On Saturday Peter and I finally got out of town. We were going to go to Asan Spavis the weekend after my birthday, but we had been sick since the day after my birthday. So we were finally well enough to go this past weekend. We took a bus to Asan, and we were going to take another bus to the spa, but we weren’t sure how long we would have to wait before the bus would come so we took a taxi. The taxi ride was only 15 minutes, and it only cost 10,900 won. Once we got to the spa we paid and then put our shoes in shoe lockers. They gave us bracelets with a number on them that were keys to our lockers, and with the bracelets we could buy food and anything else from the shops, which was nice because we didn’t need to carry cash on us.

On the bus to Asan, I mentioned to Peter that I should have packed flip flops in our backpack… lol Flip flops weren’t needed. We took our shoes off and walked in our socks and bare feet, which seemed strange in the food court area but everyone else was doing it…

Before going to the spa I had read online about Koreans wearing swimming caps or baseball hats in the pool, but I didn’t remember this fact until we were about ready to get into the pool, and we saw everyone wearing hats! So we went and bought baseball hats 🙂

We tried out most of the hot tubs. The spa was smaller than what we thought it would be, and it was crowded.  We paid 6,000 won to spend 30 minutes in  a  lavender whirlpool, but it was so hot we couldn’t stand to be in there for more than 5 minutes at a time! We also paid 5,000 won each for Dr. Fish. I had read online about it and wanted to try it. Peter didn’t realize until after we had paid and were near the pool that there were real fish in the pool. Some of the kids were sitting in the water, but I only put my feet in like the other adults. The fish eat dead skin, so they exfoliate your feet.
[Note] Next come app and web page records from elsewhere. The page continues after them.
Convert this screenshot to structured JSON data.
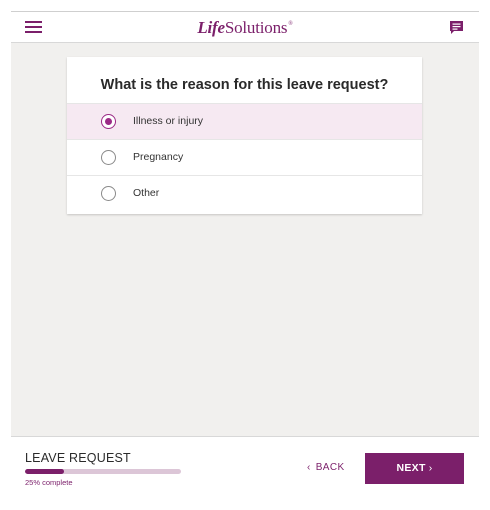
{
  "header": {
    "logo_bold": "Life",
    "logo_rest": "Solutions",
    "logo_mark": "®",
    "menu_icon": "hamburger-menu-icon",
    "chat_icon": "chat-bubble-icon"
  },
  "question": {
    "text": "What is the reason for this leave request?",
    "options": [
      {
        "label": "Illness or injury",
        "selected": true
      },
      {
        "label": "Pregnancy",
        "selected": false
      },
      {
        "label": "Other",
        "selected": false
      }
    ]
  },
  "footer": {
    "title": "LEAVE REQUEST",
    "progress_percent": 25,
    "progress_text": "25% complete",
    "back_label": "BACK",
    "next_label": "NEXT",
    "back_chevron": "‹",
    "next_chevron": "›"
  },
  "colors": {
    "brand": "#7b1f6a",
    "selected_bg": "#f6e9f2",
    "radio_accent": "#9b2a86",
    "progress_track": "#dcc6d7",
    "main_bg": "#f1f0ee"
  }
}
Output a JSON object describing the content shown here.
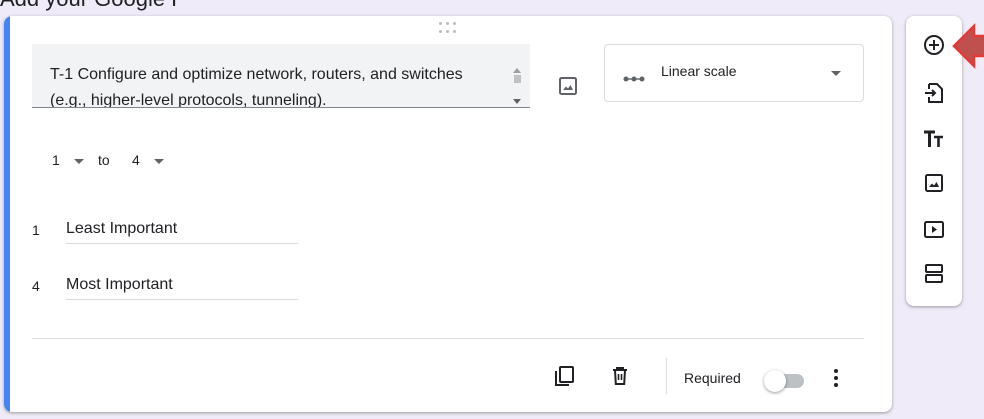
{
  "caption": "Add your Google F",
  "question": {
    "text": "T-1 Configure and optimize network, routers, and switches (e.g., higher-level protocols, tunneling)."
  },
  "type_select": {
    "icon": "linear-scale-icon",
    "label": "Linear scale"
  },
  "scale": {
    "from": "1",
    "to_word": "to",
    "to": "4",
    "low_num": "1",
    "low_label": "Least Important",
    "high_num": "4",
    "high_label": "Most Important"
  },
  "footer": {
    "required_label": "Required",
    "required_on": false
  },
  "toolbar": {
    "items": [
      "add-question-icon",
      "import-questions-icon",
      "add-title-icon",
      "add-image-icon",
      "add-video-icon",
      "add-section-icon"
    ]
  },
  "colors": {
    "accent": "#4285f4",
    "background": "#f0ebf8",
    "pointer": "#e53935"
  }
}
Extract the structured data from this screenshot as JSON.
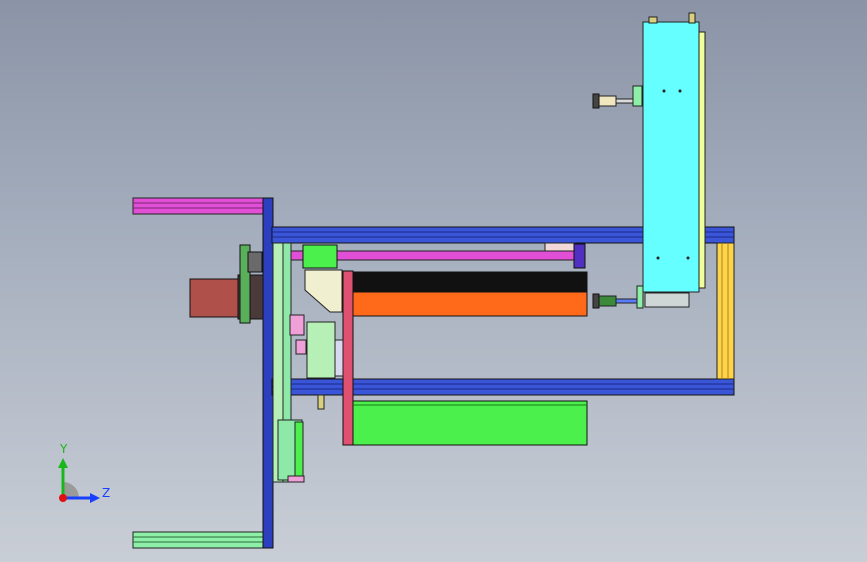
{
  "viewport": {
    "colors": {
      "frame_blue": "#2b3fbf",
      "rail_blue": "#3a55d8",
      "magenta": "#e04fd6",
      "light_green": "#8ef0a8",
      "bright_green": "#4cf04c",
      "orange": "#ff6a1a",
      "cyan": "#66ffff",
      "yellow": "#ffd44a",
      "motor_red": "#b0504a",
      "dark": "#2a2a2a"
    }
  },
  "triad": {
    "y_label": "Y",
    "z_label": "Z",
    "x_axis_color": "#e01010",
    "y_axis_color": "#18b818",
    "z_axis_color": "#1a40ff"
  }
}
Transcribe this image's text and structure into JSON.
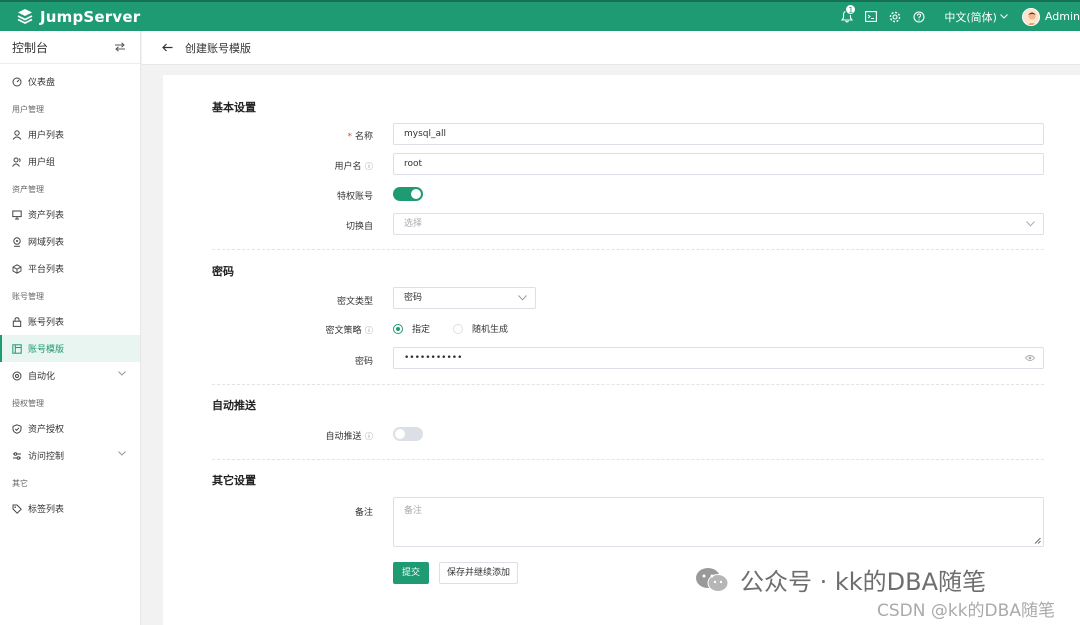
{
  "app": {
    "name": "JumpServer"
  },
  "topbar": {
    "notification_count": "1",
    "language": "中文(简体)",
    "user": "Admin"
  },
  "sidebar": {
    "title": "控制台",
    "groups": [
      {
        "title": "",
        "items": [
          {
            "label": "仪表盘"
          }
        ]
      },
      {
        "title": "用户管理",
        "items": [
          {
            "label": "用户列表"
          },
          {
            "label": "用户组"
          }
        ]
      },
      {
        "title": "资产管理",
        "items": [
          {
            "label": "资产列表"
          },
          {
            "label": "网域列表"
          },
          {
            "label": "平台列表"
          }
        ]
      },
      {
        "title": "账号管理",
        "items": [
          {
            "label": "账号列表"
          },
          {
            "label": "账号模版"
          },
          {
            "label": "自动化"
          }
        ]
      },
      {
        "title": "授权管理",
        "items": [
          {
            "label": "资产授权"
          },
          {
            "label": "访问控制"
          }
        ]
      },
      {
        "title": "其它",
        "items": [
          {
            "label": "标签列表"
          }
        ]
      }
    ]
  },
  "breadcrumb": {
    "title": "创建账号模版"
  },
  "form": {
    "basic": {
      "title": "基本设置",
      "name_label": "名称",
      "name_value": "mysql_all",
      "username_label": "用户名",
      "username_value": "root",
      "privileged_label": "特权账号",
      "su_label": "切换自",
      "su_placeholder": "选择"
    },
    "secret": {
      "title": "密码",
      "type_label": "密文类型",
      "type_value": "密码",
      "strategy_label": "密文策略",
      "strategy_option_specify": "指定",
      "strategy_option_random": "随机生成",
      "password_label": "密码",
      "password_value": "•••••••••••"
    },
    "push": {
      "title": "自动推送",
      "auto_push_label": "自动推送"
    },
    "other": {
      "title": "其它设置",
      "comment_label": "备注",
      "comment_placeholder": "备注"
    },
    "buttons": {
      "submit": "提交",
      "save_continue": "保存并继续添加"
    }
  },
  "watermark": {
    "line1": "公众号 · kk的DBA随笔",
    "line2": "CSDN @kk的DBA随笔"
  },
  "colors": {
    "brand": "#1e9b73"
  }
}
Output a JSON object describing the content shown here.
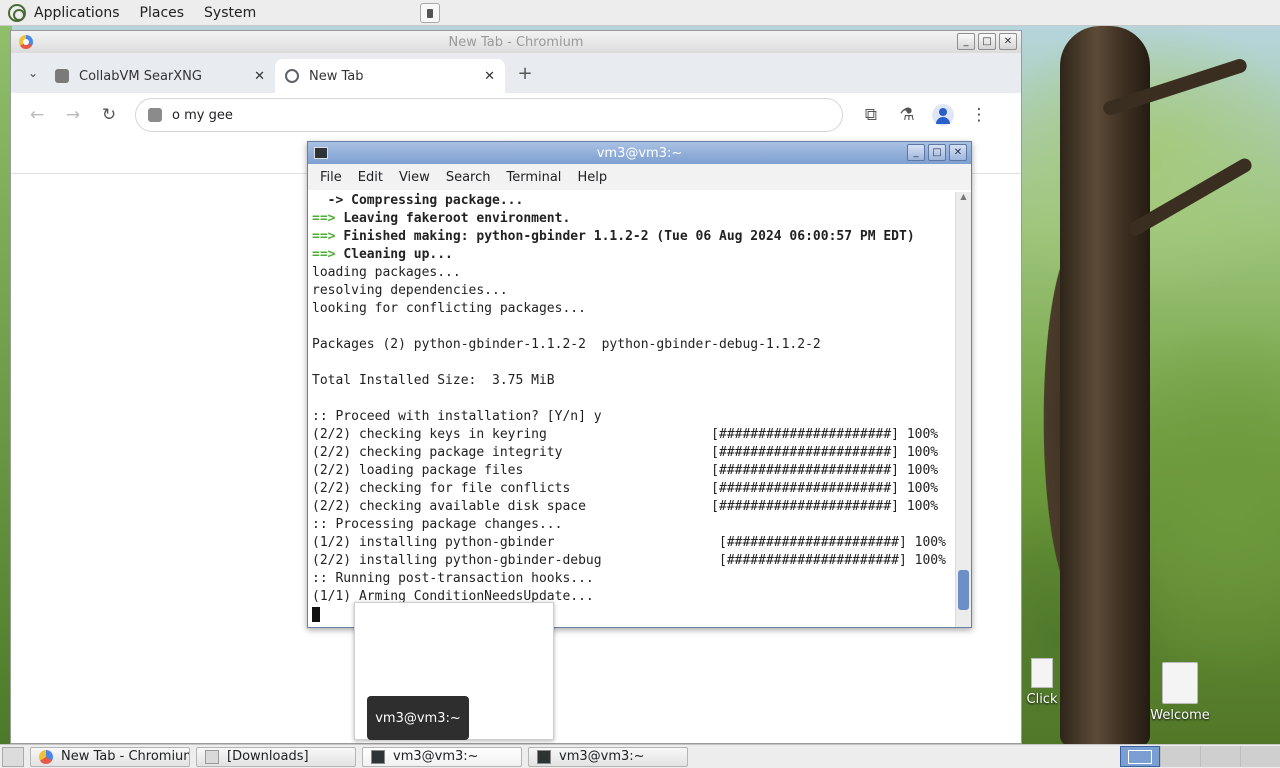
{
  "top_panel": {
    "menus": [
      "Applications",
      "Places",
      "System"
    ]
  },
  "chromium": {
    "window_title": "New Tab - Chromium",
    "tabs": [
      {
        "label": "CollabVM SearXNG",
        "active": false
      },
      {
        "label": "New Tab",
        "active": true
      }
    ],
    "omnibox_value": "o my gee"
  },
  "terminal": {
    "window_title": "vm3@vm3:~",
    "menu": [
      "File",
      "Edit",
      "View",
      "Search",
      "Terminal",
      "Help"
    ],
    "lines": [
      {
        "prefix": "  -> ",
        "text": "Compressing package...",
        "bold": true,
        "arrow": false
      },
      {
        "prefix": "==> ",
        "text": "Leaving fakeroot environment.",
        "bold": true,
        "arrow": true
      },
      {
        "prefix": "==> ",
        "text": "Finished making: python-gbinder 1.1.2-2 (Tue 06 Aug 2024 06:00:57 PM EDT)",
        "bold": true,
        "arrow": true
      },
      {
        "prefix": "==> ",
        "text": "Cleaning up...",
        "bold": true,
        "arrow": true
      },
      {
        "prefix": "",
        "text": "loading packages...",
        "bold": false,
        "arrow": false
      },
      {
        "prefix": "",
        "text": "resolving dependencies...",
        "bold": false,
        "arrow": false
      },
      {
        "prefix": "",
        "text": "looking for conflicting packages...",
        "bold": false,
        "arrow": false
      },
      {
        "prefix": "",
        "text": "",
        "bold": false,
        "arrow": false
      },
      {
        "prefix": "",
        "text": "Packages (2) python-gbinder-1.1.2-2  python-gbinder-debug-1.1.2-2",
        "bold": false,
        "arrow": false
      },
      {
        "prefix": "",
        "text": "",
        "bold": false,
        "arrow": false
      },
      {
        "prefix": "",
        "text": "Total Installed Size:  3.75 MiB",
        "bold": false,
        "arrow": false
      },
      {
        "prefix": "",
        "text": "",
        "bold": false,
        "arrow": false
      },
      {
        "prefix": "",
        "text": ":: Proceed with installation? [Y/n] y",
        "bold": false,
        "arrow": false
      },
      {
        "prefix": "",
        "text": "(2/2) checking keys in keyring                     [######################] 100%",
        "bold": false,
        "arrow": false
      },
      {
        "prefix": "",
        "text": "(2/2) checking package integrity                   [######################] 100%",
        "bold": false,
        "arrow": false
      },
      {
        "prefix": "",
        "text": "(2/2) loading package files                        [######################] 100%",
        "bold": false,
        "arrow": false
      },
      {
        "prefix": "",
        "text": "(2/2) checking for file conflicts                  [######################] 100%",
        "bold": false,
        "arrow": false
      },
      {
        "prefix": "",
        "text": "(2/2) checking available disk space                [######################] 100%",
        "bold": false,
        "arrow": false
      },
      {
        "prefix": "",
        "text": ":: Processing package changes...",
        "bold": false,
        "arrow": false
      },
      {
        "prefix": "",
        "text": "(1/2) installing python-gbinder                     [######################] 100%",
        "bold": false,
        "arrow": false
      },
      {
        "prefix": "",
        "text": "(2/2) installing python-gbinder-debug               [######################] 100%",
        "bold": false,
        "arrow": false
      },
      {
        "prefix": "",
        "text": ":: Running post-transaction hooks...",
        "bold": false,
        "arrow": false
      },
      {
        "prefix": "",
        "text": "(1/1) Arming ConditionNeedsUpdate...",
        "bold": false,
        "arrow": false
      }
    ]
  },
  "preview_tooltip": "vm3@vm3:~",
  "desktop_icons": [
    {
      "label": "Click"
    },
    {
      "label": "Welcome"
    }
  ],
  "taskbar": [
    {
      "label": "New Tab - Chromium",
      "icon": "chromium-icon"
    },
    {
      "label": "[Downloads]",
      "icon": "folder-icon"
    },
    {
      "label": "vm3@vm3:~",
      "icon": "terminal-icon",
      "active": true
    },
    {
      "label": "vm3@vm3:~",
      "icon": "terminal-icon"
    }
  ]
}
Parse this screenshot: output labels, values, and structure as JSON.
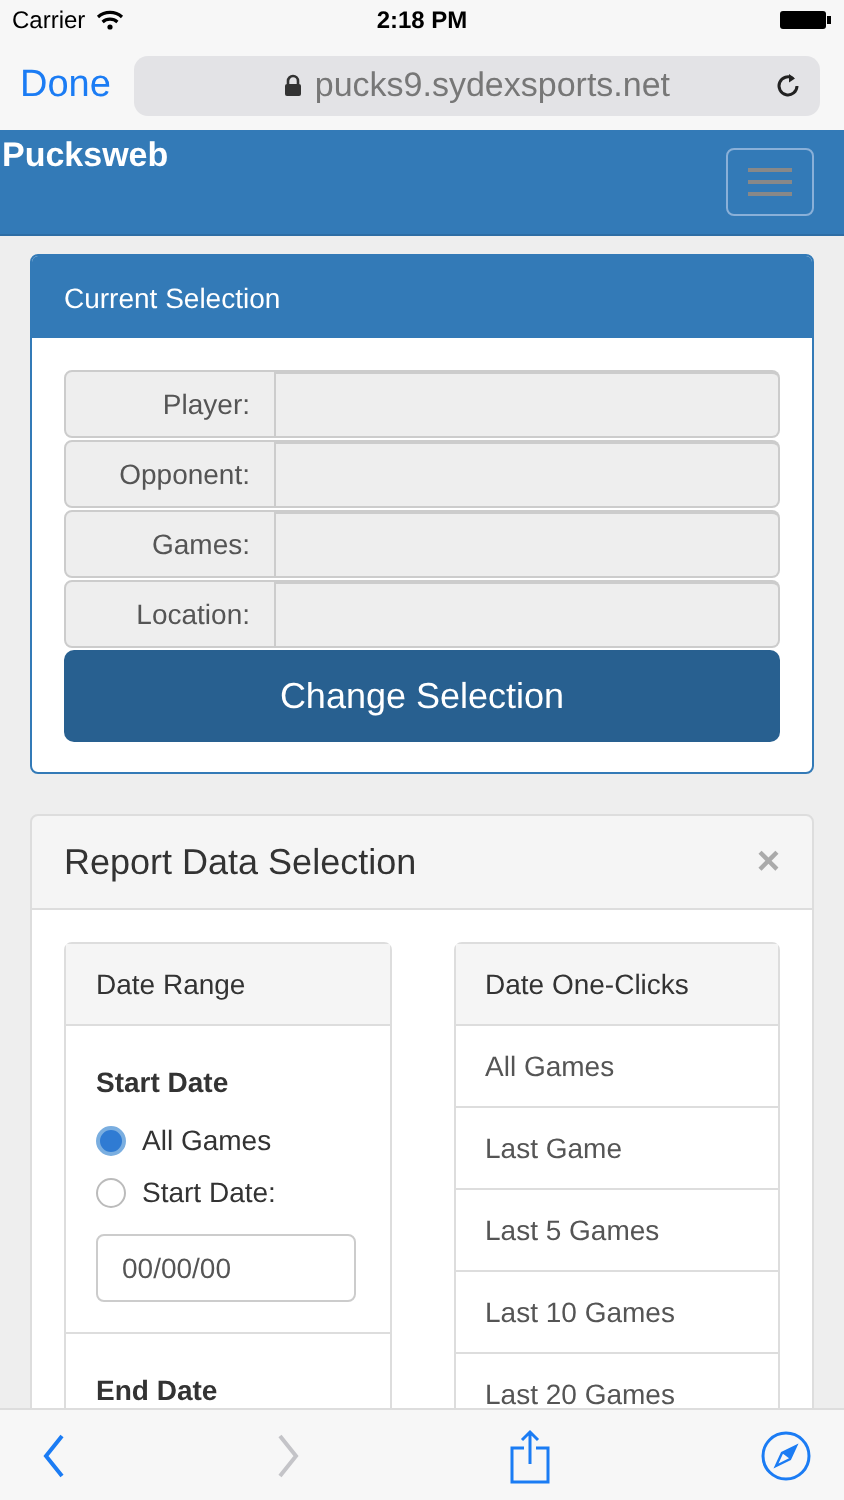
{
  "status_bar": {
    "carrier": "Carrier",
    "time": "2:18 PM"
  },
  "browser": {
    "done": "Done",
    "url": "pucks9.sydexsports.net"
  },
  "navbar": {
    "brand": "Pucksweb"
  },
  "current_selection": {
    "title": "Current Selection",
    "fields": [
      {
        "label": "Player:"
      },
      {
        "label": "Opponent:"
      },
      {
        "label": "Games:"
      },
      {
        "label": "Location:"
      }
    ],
    "button": "Change Selection"
  },
  "report": {
    "title": "Report Data Selection",
    "close": "×",
    "date_range": {
      "title": "Date Range",
      "start_heading": "Start Date",
      "options": [
        {
          "label": "All Games",
          "selected": true
        },
        {
          "label": "Start Date:",
          "selected": false
        }
      ],
      "date_placeholder": "00/00/00",
      "end_heading": "End Date"
    },
    "one_clicks": {
      "title": "Date One-Clicks",
      "items": [
        "All Games",
        "Last Game",
        "Last 5 Games",
        "Last 10 Games",
        "Last 20 Games"
      ]
    }
  },
  "toolbar": {
    "back_disabled": false,
    "forward_disabled": true
  }
}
At first it was weird, and the fish tickled, but I got used to it.

Overall it was a really good trip. It was nice to sit in the hot water and relax 🙂